Guarantees are common in the business world. Entrepreneurs know that customers are more likely to buy when they feel their purchase is secure. Guarantees provide that security.
But not if you’re a horse trainer. In this segment of the horse business, guarantees will ruin your reputation, destroy your credibility, and probably leave you penniless.
Why Guarantees Usually Work
Let’s say you’re in the market for a new coffee maker. The old one went kaput, and you can’t make it through the day without your caffeine fix. (Believe me, I can relate.)
So you hop on the Internet and start searching for a replacement. You stumble across a brand new coffee maker that is making waves in the world of java, though it’s more expensive than your average percolater. You scroll down to the bottom of the page and you see the sentence that puts all your fears to rest: “Guaranteed for 90 days or your money back.”
You know, if you put down the money for this revolutionary coffee maker, you’ll be able to return it for a full refund. Should it fail to meet your expectations in any way, you won’t suffer for the purchase. Done deal.
Why Guarantees Don’t Work for Horse Trainers
In the case of the coffee pot, the manufacturers are guaranteeing a machine. One they have (hopefully) tested and tweaked and improved upon for several months. A machine is predictable; absent a defect in the craftsmanship, it will perform as expected.
Horses, as you well know, are not machines. Each animal is a unique individual who performs according to his own personality and experiences. There is absolutely no way to predict how a particular horse will respond to training, even with the most experienced, talented trainer.
Making guarantees in horse training is tantamount to defrauding your customers.
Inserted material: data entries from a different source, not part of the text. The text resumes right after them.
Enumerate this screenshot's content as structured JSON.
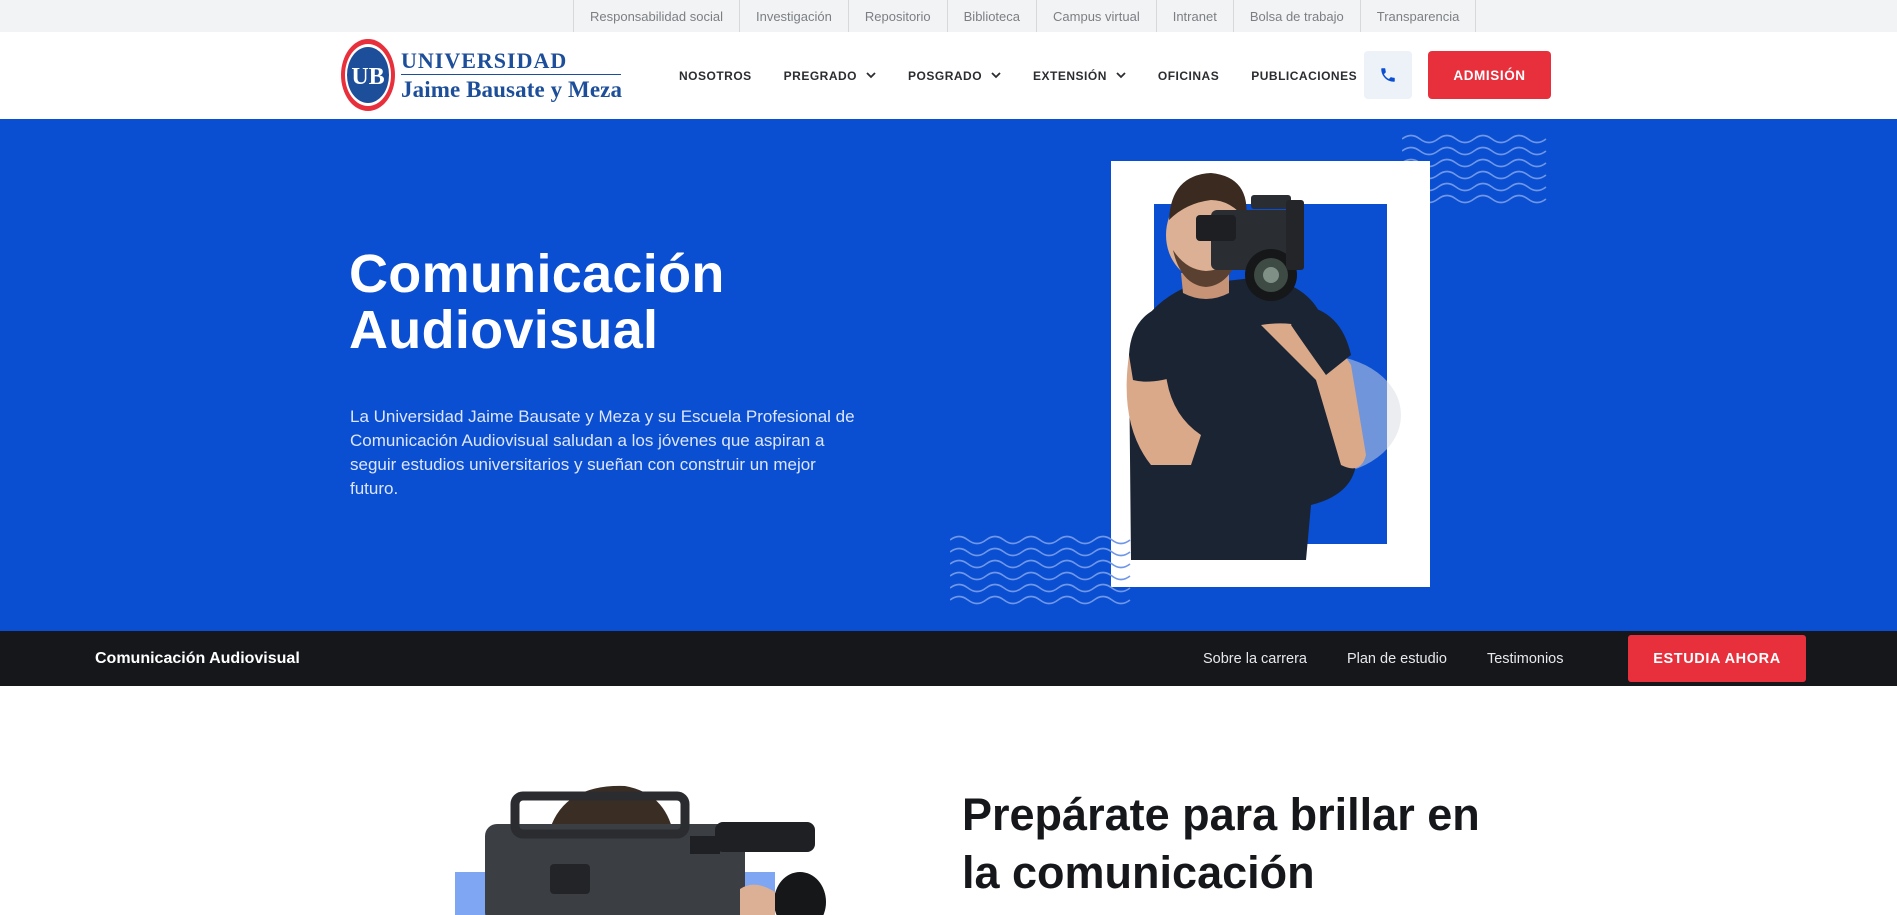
{
  "topbar": {
    "links": [
      "Responsabilidad social",
      "Investigación",
      "Repositorio",
      "Biblioteca",
      "Campus virtual",
      "Intranet",
      "Bolsa de trabajo",
      "Transparencia"
    ]
  },
  "header": {
    "logo": {
      "monogram": "UB",
      "line1": "UNIVERSIDAD",
      "line2": "Jaime Bausate y Meza"
    },
    "nav": [
      {
        "label": "NOSOTROS",
        "dropdown": false
      },
      {
        "label": "PREGRADO",
        "dropdown": true
      },
      {
        "label": "POSGRADO",
        "dropdown": true
      },
      {
        "label": "EXTENSIÓN",
        "dropdown": true
      },
      {
        "label": "OFICINAS",
        "dropdown": false
      },
      {
        "label": "PUBLICACIONES",
        "dropdown": true
      }
    ],
    "phone_icon": "phone-icon",
    "admision_label": "ADMISIÓN"
  },
  "hero": {
    "title": "Comunicación Audiovisual",
    "description": "La Universidad Jaime Bausate y Meza y su Escuela Profesional de Comunicación Audiovisual saludan a los jóvenes que aspiran a seguir estudios universitarios y sueñan con construir un mejor futuro."
  },
  "subnav": {
    "title": "Comunicación Audiovisual",
    "links": [
      "Sobre la carrera",
      "Plan de estudio",
      "Testimonios"
    ],
    "cta": "ESTUDIA AHORA"
  },
  "section": {
    "heading": "Prepárate para brillar en la comunicación"
  },
  "colors": {
    "brand_blue": "#0a4ed2",
    "accent_red": "#e8303d",
    "dark": "#15171b",
    "logo_blue": "#1d4e9a"
  }
}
You take their money based on a contract that can’t exist: In exchange for their financial investment, you promise to elicit a specific result from the horse. Not possible.
You cannot possibly guarantee, for example, that a horse will stop bucking after 30 days of training. Perhaps you’ve never had a horse persist with that nasty habit beyond 30 days, but eventually you will find one. And even if you make good on your guarantee, you’re still running an awfully big risk.
And setting up your customers for disappointment.
What You Can Guarantee
Despite all this, there are a few things you can guarantee in the horse training business. You can guarantee that:
You’ll show up on specific days, at specific times, to work the horse.
No one will ever mistreat, abuse, or neglect the animal while he is in your care.
You will make every effort to achieve the client’s desired outcome.
The horse will be trained with gentle, non-aggressive methods.
See the difference? You can guarantee your part in the horse training equation, but you cannot guarantee the horse’s response to your efforts. Keep that in mind.